effort required to maintain them.
As an illustration, we discovered that the Right-Fit Client for The
Strategic Coach® Program:
Is qualified — they’re experienced, successful, and have no “boss” or
Is committed to personal growth and transformation
Wants a balanced life
Is coachable — open to new concepts and tools
Has a desire to participate and share
Understands that the Program is a process, not a quick fix
Decides on their own to join the Program and pays for themselves
Putting This Insight To Work.
Once you know who you’re looking for, it becomes much easier to attract
the right relationships and avoid wrong-fit situations. For instance,
having identified the kind of person who stays in The Strategic Coach
Program and gets the most out of it, our sales team is able to evaluate
every prospect to see if they are a Right-Fit.
This benefits both us and the prospect because it clarifies upfront
whether the relationship is likely to be successful and deliver on both
sides over the long term. Including your Right-Fit criteria in marketing
communications will also help prospective clients or customers
self-select based on whether they think you’re a fit for their needs.
The more they identify with the criteria, the more excited and confident
they’ll be about doing business with you, even before you’ve had any
Having a definition of your Right-Fit Client takes you beyond instinct
and guesswork, and provides you with a template for creating only good
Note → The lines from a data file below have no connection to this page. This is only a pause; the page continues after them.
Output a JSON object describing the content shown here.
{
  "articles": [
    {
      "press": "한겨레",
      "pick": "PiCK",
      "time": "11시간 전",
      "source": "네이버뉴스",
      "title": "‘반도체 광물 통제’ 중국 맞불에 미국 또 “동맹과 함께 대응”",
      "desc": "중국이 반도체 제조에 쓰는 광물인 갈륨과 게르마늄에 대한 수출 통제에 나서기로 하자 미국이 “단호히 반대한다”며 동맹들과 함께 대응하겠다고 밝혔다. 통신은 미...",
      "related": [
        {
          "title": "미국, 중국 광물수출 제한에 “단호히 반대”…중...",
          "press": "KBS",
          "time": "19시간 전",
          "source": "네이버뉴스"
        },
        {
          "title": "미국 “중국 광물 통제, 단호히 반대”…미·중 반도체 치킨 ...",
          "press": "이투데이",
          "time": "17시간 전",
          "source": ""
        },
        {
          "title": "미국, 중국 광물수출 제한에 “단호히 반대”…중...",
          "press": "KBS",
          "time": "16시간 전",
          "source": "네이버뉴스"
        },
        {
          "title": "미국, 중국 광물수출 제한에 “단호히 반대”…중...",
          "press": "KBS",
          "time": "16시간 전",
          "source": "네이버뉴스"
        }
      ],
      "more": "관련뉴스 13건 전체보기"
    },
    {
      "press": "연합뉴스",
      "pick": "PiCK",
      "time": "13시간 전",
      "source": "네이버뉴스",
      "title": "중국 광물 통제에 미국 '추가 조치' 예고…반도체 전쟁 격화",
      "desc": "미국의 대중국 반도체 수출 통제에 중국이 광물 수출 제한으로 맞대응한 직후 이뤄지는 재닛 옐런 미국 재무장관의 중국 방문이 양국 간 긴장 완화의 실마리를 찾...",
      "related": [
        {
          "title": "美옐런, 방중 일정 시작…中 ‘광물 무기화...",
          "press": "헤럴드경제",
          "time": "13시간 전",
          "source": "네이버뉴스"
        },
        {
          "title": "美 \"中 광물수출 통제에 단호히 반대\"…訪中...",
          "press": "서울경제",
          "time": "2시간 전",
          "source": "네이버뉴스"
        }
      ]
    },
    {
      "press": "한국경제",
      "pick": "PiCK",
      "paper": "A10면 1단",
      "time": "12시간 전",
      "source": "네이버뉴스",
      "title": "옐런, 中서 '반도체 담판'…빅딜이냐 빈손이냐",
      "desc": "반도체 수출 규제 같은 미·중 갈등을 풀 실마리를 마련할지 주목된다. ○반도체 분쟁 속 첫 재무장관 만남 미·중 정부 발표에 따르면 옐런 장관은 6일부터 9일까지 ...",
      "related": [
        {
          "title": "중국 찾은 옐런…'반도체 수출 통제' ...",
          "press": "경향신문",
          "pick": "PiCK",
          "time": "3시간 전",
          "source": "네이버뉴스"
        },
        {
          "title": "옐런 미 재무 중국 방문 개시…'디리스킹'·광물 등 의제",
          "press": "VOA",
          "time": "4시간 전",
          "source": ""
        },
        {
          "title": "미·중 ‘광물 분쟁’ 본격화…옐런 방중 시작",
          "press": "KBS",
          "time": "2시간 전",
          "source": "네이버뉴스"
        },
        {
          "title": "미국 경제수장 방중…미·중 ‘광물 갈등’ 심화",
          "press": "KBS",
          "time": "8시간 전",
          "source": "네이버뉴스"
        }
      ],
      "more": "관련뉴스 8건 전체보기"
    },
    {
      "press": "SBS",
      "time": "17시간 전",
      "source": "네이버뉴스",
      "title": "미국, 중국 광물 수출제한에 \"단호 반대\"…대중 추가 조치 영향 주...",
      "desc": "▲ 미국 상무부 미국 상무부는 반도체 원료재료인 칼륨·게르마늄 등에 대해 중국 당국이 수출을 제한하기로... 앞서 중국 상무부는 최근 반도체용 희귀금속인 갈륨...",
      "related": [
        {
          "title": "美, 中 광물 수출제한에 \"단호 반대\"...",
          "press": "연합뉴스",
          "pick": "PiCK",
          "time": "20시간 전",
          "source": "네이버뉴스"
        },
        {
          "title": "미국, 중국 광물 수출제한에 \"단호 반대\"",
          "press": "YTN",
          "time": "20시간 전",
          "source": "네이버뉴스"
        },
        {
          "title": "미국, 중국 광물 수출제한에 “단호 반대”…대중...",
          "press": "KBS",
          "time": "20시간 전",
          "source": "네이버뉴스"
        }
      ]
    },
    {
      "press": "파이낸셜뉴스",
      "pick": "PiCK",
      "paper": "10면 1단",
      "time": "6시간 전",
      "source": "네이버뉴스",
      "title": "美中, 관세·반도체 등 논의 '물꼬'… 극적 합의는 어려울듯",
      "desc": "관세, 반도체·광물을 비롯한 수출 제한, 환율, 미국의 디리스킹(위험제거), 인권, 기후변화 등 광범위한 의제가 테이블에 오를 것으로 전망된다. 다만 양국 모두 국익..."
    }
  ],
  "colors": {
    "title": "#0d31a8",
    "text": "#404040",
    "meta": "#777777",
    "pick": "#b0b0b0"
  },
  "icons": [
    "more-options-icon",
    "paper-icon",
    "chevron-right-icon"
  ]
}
relationships. Concern about turning away business may tempt you to
consider breaking these rules, but once you have this insight, you’ll
always know better than to give in. If a relationship doesn’t work out
for you, it probably ran afoul of your own spoken or unspoken standards.
But when you surround yourself with Right-Fit relationships, your whole
future opens up: Relationships that previously left you stressed and
stagnant are transformed into those that support growth and progress,
connecting you with the people you want to be around every day.
Putting It To The Test.
Your Right-Fit profile is a living document that you can keep amending
as you learn more about who your best partners are. The sooner you start
applying this approach, using whatever criteria you have, the sooner
you’ll experience an increase in confidence — knowing that you can
deliberately and consistently create the kinds of working relationships
you value and enjoy most.
© 2007 The Strategic Coach